Then, suddenly, he was fine again. Bounding around the house like multiple toddlers were trapped inside of him. My husband got extraordinarily sick and took to bed. Reinforcements in the form of family swooped in and helped us pick up the pieces and here we are, two weeks later, living in our normal routine.
Yes, I cried. Yes, my body has been taking revenge on me. I came down off of that adrenaline like a hangover. I get immensely upset over things that shouldn’t be that important, because they are safer topics and I can think my way out of them again. There was the impact of an aftershock when I read that someone’s oldest son had recently died from pneumonia at age three. There was a part of my mind that knew that… well, you need to breathe in order to live. But my warhorse rode in with a wave of safe denial and said, surely that could. Not. Happen. Not ever, to anyone, the end. And yet, here was this mother, having to find a way through that.
Mostly, it was an affirmation. We were blessed and everyone is healthy. Even more than that, I realized that my body has been designed to support me. To carry me as if I were flying. To let me down gently. To build a fortress around me when necessary. And to allow me to cry when I am safe enough to break down. My body is a miracle, and so is yours.
Between the times when my reserves are needed, I struggle to remember that they are there. When I am frozen with fear, I try to be grateful that my body has determined that I can still handle this on my own. I try to take that vote of confidence and use it to lift me up, to remind myself to feel the fear and step past it.
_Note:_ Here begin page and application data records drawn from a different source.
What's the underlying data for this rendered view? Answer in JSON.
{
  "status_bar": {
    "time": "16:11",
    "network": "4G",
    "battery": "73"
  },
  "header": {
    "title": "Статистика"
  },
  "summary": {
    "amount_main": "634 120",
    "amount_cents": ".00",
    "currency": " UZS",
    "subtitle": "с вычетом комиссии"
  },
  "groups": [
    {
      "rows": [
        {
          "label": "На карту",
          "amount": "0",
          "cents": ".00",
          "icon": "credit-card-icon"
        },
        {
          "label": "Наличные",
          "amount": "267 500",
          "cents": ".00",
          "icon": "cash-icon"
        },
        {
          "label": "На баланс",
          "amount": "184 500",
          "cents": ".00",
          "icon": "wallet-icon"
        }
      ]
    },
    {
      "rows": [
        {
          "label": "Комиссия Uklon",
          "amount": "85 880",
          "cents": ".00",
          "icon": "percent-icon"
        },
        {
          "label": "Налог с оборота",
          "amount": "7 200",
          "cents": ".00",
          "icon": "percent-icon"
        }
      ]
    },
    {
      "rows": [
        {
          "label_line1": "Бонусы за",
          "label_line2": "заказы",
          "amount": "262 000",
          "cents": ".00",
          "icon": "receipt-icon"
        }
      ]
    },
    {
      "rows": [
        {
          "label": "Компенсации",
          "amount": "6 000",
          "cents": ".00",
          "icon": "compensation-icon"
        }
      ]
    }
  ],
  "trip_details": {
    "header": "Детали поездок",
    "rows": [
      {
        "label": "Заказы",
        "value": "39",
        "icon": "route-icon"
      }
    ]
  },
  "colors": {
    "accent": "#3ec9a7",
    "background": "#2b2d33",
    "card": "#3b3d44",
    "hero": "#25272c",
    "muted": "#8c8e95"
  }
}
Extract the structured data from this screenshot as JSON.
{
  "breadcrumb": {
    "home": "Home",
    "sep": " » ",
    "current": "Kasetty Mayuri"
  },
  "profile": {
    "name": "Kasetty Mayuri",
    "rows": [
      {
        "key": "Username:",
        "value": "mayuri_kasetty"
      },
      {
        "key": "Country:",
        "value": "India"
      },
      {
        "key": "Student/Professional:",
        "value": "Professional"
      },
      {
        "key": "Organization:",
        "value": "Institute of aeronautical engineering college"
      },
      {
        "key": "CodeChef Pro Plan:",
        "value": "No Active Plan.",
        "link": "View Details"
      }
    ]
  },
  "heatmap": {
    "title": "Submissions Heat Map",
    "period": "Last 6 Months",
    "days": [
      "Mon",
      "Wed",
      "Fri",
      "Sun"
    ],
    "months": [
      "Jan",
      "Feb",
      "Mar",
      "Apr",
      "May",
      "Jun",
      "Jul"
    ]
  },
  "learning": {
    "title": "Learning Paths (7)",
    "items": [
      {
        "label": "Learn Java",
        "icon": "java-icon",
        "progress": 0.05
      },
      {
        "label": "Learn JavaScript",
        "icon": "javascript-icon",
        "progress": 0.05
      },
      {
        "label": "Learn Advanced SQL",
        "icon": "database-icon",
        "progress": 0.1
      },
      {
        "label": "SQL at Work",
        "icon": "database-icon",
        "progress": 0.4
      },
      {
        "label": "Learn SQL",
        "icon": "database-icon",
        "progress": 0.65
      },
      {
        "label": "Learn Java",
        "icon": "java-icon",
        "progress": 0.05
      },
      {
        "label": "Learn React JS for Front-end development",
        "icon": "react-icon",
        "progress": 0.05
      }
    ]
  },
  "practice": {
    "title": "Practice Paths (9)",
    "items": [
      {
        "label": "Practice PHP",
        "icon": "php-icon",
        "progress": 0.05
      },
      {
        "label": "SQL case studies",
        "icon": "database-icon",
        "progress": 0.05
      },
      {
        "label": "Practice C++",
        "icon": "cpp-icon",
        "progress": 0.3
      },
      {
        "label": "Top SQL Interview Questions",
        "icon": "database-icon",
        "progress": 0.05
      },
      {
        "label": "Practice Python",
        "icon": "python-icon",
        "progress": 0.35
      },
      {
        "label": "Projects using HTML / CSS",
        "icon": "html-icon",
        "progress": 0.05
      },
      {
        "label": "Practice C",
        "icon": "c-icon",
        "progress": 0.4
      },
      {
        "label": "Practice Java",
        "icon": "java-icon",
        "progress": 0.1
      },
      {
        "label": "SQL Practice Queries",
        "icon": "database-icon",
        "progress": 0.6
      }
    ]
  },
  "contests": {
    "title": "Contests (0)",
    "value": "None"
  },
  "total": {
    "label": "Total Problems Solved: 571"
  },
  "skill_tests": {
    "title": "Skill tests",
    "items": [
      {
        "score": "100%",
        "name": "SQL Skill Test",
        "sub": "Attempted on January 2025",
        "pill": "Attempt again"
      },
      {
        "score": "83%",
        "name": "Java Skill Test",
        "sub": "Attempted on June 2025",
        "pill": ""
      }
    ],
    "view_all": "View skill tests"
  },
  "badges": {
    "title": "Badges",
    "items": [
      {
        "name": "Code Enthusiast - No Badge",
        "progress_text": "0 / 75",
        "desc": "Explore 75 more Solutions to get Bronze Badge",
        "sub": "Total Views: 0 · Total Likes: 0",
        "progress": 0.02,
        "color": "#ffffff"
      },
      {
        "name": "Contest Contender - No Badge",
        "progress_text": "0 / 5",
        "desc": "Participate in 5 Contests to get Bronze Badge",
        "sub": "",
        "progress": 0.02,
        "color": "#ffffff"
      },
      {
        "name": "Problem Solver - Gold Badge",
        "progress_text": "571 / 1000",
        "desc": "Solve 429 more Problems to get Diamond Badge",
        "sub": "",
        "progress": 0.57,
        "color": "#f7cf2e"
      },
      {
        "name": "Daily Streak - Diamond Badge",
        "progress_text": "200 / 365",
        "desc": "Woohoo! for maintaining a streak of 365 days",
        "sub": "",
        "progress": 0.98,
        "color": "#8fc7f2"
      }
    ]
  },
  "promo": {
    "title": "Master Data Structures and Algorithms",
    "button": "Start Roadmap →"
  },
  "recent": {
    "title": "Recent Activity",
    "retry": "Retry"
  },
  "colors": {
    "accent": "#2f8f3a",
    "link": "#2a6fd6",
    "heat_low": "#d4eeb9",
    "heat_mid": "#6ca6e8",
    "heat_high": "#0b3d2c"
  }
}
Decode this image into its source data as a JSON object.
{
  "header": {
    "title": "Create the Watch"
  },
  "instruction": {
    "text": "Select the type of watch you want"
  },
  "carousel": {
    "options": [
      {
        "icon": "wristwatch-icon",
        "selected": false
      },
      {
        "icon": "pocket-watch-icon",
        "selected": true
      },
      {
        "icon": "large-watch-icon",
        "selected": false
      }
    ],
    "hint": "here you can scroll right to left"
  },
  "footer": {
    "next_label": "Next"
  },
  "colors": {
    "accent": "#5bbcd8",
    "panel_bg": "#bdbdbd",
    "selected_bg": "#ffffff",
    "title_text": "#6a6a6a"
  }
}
There is so much worth doing and having in life that exists past my fears of rejection and censure, and I plan to hold on tight until I am on the other side. I plan to continue on in awe and amazement.Pin It